Start of Information provided

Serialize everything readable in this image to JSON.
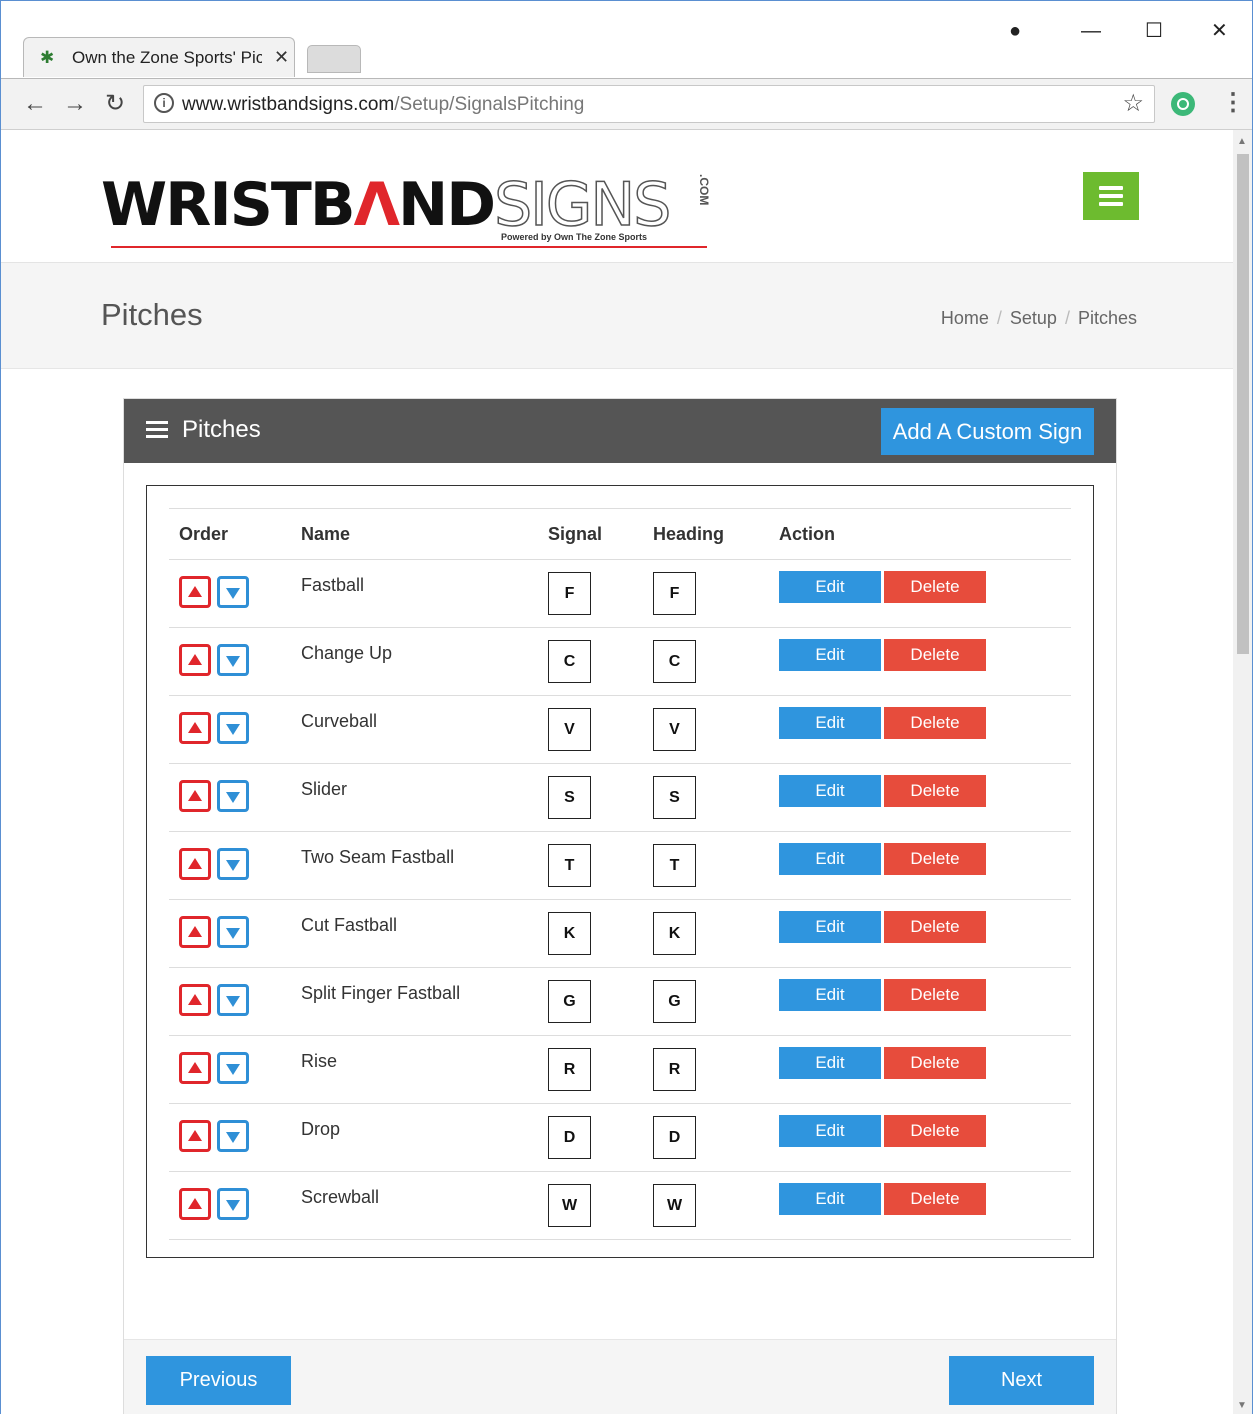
{
  "browser": {
    "tab_title": "Own the Zone Sports' Pic",
    "tab_close": "✕",
    "favicon": "✱",
    "url_host": "www.wristbandsigns.com",
    "url_path": "/Setup/SignalsPitching",
    "icons": [
      "back-icon",
      "forward-icon",
      "reload-icon",
      "info-icon",
      "star-icon",
      "extension-icon",
      "menu-icon",
      "account-icon",
      "minimize-icon",
      "maximize-icon",
      "close-icon"
    ]
  },
  "header": {
    "logo_text_a": "WRISTB",
    "logo_text_b": "ND",
    "logo_text_c": "SIGNS",
    "logo_sub": "Powered by Own The Zone Sports",
    "logo_com": ".COM",
    "menu_color": "#6dbb2f"
  },
  "page": {
    "title": "Pitches",
    "breadcrumb": [
      "Home",
      "Setup",
      "Pitches"
    ]
  },
  "panel": {
    "title": "Pitches",
    "add_button": "Add A Custom Sign",
    "columns": [
      "Order",
      "Name",
      "Signal",
      "Heading",
      "Action"
    ],
    "rows": [
      {
        "name": "Fastball",
        "signal": "F",
        "heading": "F"
      },
      {
        "name": "Change Up",
        "signal": "C",
        "heading": "C"
      },
      {
        "name": "Curveball",
        "signal": "V",
        "heading": "V"
      },
      {
        "name": "Slider",
        "signal": "S",
        "heading": "S"
      },
      {
        "name": "Two Seam Fastball",
        "signal": "T",
        "heading": "T"
      },
      {
        "name": "Cut Fastball",
        "signal": "K",
        "heading": "K"
      },
      {
        "name": "Split Finger Fastball",
        "signal": "G",
        "heading": "G"
      },
      {
        "name": "Rise",
        "signal": "R",
        "heading": "R"
      },
      {
        "name": "Drop",
        "signal": "D",
        "heading": "D"
      },
      {
        "name": "Screwball",
        "signal": "W",
        "heading": "W"
      }
    ],
    "edit_label": "Edit",
    "delete_label": "Delete",
    "previous_label": "Previous",
    "next_label": "Next"
  },
  "colors": {
    "primary": "#2f95de",
    "danger": "#e74c3c",
    "panel_header": "#555555",
    "accent_red": "#e0262b"
  }
}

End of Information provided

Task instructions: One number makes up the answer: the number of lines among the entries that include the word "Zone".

Solution for this problem: 2